**WHAT TO WORK ON:**
Search the records below for the word "range". Copy each line where it occurs.

**MATERIAL FOR THE TASK:**
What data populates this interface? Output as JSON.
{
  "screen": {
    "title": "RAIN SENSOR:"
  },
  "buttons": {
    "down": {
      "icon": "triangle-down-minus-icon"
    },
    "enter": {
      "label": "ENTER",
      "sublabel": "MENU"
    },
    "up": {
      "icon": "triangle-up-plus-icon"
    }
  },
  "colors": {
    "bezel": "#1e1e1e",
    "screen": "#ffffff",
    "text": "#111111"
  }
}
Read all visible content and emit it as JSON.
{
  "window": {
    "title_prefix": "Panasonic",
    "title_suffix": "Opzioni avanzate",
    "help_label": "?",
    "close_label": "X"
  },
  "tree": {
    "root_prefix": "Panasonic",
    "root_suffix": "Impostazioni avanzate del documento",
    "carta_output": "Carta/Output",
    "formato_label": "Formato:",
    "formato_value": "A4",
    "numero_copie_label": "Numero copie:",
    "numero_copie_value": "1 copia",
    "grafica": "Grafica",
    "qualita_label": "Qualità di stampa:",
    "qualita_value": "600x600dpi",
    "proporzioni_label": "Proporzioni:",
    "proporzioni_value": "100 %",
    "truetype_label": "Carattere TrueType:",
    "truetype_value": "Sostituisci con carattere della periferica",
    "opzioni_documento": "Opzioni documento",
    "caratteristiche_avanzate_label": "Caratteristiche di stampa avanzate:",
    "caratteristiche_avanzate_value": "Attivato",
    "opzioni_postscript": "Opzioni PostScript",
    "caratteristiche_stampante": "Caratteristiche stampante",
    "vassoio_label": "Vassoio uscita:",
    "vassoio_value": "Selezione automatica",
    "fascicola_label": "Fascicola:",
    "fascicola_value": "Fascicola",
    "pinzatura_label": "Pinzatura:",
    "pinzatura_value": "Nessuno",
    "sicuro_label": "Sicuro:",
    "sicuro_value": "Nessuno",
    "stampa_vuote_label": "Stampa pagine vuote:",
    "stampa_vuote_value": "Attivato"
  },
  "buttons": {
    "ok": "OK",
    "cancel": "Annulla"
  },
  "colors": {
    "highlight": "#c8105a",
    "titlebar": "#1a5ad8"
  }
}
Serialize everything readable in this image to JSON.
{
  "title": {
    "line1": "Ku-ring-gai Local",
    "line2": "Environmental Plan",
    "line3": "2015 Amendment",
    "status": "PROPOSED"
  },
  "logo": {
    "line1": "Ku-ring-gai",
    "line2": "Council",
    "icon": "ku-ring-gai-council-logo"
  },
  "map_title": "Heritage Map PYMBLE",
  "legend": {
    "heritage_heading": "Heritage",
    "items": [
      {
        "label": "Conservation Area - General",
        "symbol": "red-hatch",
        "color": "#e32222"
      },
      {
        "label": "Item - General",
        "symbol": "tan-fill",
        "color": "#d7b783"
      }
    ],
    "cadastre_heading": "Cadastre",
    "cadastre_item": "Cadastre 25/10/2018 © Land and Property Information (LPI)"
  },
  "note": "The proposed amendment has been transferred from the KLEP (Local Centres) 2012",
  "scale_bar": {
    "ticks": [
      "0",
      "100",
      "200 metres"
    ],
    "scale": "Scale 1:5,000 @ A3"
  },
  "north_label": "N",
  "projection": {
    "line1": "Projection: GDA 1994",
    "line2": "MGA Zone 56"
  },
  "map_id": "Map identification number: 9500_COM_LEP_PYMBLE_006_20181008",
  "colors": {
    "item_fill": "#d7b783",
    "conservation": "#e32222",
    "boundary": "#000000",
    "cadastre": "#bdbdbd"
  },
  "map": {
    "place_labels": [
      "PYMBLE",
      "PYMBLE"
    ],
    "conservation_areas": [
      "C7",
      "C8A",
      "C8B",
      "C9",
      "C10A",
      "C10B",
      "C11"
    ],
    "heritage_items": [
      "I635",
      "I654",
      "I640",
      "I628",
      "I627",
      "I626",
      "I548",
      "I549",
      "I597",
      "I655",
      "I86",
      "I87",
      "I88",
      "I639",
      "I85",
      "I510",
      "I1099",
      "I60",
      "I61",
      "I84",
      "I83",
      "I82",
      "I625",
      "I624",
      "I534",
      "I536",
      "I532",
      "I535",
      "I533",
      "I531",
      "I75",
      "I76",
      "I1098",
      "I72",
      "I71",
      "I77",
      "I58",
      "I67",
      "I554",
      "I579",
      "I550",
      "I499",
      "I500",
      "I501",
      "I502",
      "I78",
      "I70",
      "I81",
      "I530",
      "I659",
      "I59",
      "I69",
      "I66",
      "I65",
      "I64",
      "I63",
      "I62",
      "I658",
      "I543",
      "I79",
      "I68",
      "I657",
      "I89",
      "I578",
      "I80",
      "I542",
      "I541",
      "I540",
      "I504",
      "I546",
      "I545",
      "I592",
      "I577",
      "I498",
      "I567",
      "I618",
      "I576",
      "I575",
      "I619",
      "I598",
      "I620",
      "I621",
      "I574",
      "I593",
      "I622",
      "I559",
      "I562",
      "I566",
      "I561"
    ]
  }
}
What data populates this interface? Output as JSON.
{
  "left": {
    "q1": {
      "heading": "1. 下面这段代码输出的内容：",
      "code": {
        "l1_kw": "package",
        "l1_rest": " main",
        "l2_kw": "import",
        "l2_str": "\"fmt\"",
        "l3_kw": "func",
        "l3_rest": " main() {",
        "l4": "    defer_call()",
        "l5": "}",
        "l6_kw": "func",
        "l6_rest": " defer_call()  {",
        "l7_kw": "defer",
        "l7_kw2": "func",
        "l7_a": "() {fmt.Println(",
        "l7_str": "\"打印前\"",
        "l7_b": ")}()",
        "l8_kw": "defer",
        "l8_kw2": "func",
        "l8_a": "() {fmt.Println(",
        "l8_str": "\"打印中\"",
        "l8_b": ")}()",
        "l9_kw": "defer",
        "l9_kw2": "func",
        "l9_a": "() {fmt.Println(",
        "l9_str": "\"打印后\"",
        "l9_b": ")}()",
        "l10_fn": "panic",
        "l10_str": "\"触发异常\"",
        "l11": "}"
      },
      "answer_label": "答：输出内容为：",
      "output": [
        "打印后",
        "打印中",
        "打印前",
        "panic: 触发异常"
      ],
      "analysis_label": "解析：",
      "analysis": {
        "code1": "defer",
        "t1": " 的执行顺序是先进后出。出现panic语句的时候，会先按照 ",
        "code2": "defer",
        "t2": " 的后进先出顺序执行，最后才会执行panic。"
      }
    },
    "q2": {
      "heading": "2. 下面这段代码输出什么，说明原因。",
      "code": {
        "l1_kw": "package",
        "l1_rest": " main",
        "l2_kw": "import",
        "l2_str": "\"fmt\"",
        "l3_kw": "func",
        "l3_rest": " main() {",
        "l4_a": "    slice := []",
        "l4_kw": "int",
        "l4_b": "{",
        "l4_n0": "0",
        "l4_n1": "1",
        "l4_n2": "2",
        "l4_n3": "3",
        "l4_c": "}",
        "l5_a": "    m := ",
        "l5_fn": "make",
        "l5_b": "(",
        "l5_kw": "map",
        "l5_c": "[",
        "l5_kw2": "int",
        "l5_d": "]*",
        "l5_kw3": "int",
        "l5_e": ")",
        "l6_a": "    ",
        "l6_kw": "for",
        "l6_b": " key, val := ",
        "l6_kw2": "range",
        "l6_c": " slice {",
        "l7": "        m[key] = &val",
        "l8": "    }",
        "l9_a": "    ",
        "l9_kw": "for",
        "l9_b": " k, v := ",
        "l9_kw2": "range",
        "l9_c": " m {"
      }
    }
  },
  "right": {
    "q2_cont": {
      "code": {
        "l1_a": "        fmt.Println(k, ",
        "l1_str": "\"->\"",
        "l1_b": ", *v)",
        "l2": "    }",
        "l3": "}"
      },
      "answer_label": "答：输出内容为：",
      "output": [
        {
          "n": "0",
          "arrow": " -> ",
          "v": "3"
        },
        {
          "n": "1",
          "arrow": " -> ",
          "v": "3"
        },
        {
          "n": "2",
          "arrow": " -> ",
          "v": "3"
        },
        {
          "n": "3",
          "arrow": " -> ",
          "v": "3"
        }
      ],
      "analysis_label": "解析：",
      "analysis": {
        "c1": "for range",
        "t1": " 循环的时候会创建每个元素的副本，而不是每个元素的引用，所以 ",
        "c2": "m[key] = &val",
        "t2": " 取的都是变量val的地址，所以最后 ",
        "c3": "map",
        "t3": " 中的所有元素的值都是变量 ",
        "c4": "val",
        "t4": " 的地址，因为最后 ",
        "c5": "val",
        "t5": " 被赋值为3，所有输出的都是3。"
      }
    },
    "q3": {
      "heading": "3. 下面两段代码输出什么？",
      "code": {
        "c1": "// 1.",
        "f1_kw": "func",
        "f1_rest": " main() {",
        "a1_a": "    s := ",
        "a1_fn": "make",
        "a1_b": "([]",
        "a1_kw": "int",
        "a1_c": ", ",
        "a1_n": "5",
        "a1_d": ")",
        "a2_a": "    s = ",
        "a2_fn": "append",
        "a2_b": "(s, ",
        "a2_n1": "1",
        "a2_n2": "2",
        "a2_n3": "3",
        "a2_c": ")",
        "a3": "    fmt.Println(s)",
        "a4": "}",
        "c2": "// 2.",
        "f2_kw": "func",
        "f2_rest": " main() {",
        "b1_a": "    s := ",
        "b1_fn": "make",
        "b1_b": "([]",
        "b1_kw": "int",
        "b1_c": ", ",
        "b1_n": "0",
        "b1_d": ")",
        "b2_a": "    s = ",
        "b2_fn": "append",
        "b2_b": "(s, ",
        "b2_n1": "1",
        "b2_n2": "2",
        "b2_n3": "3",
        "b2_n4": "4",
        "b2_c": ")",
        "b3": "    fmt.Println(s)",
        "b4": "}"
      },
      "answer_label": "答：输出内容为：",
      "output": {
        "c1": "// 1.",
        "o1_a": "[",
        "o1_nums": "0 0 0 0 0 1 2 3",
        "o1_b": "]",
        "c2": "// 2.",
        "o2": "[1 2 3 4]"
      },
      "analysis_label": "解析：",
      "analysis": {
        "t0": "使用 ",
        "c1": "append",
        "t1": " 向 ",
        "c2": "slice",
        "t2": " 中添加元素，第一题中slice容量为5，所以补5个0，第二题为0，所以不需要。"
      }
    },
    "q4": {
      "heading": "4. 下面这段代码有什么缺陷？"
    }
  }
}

**ANSWER FOR THIS EXERCISE:**
        "l6_kw2": "range",
        "l9_kw2": "range",
        "c1": "for range",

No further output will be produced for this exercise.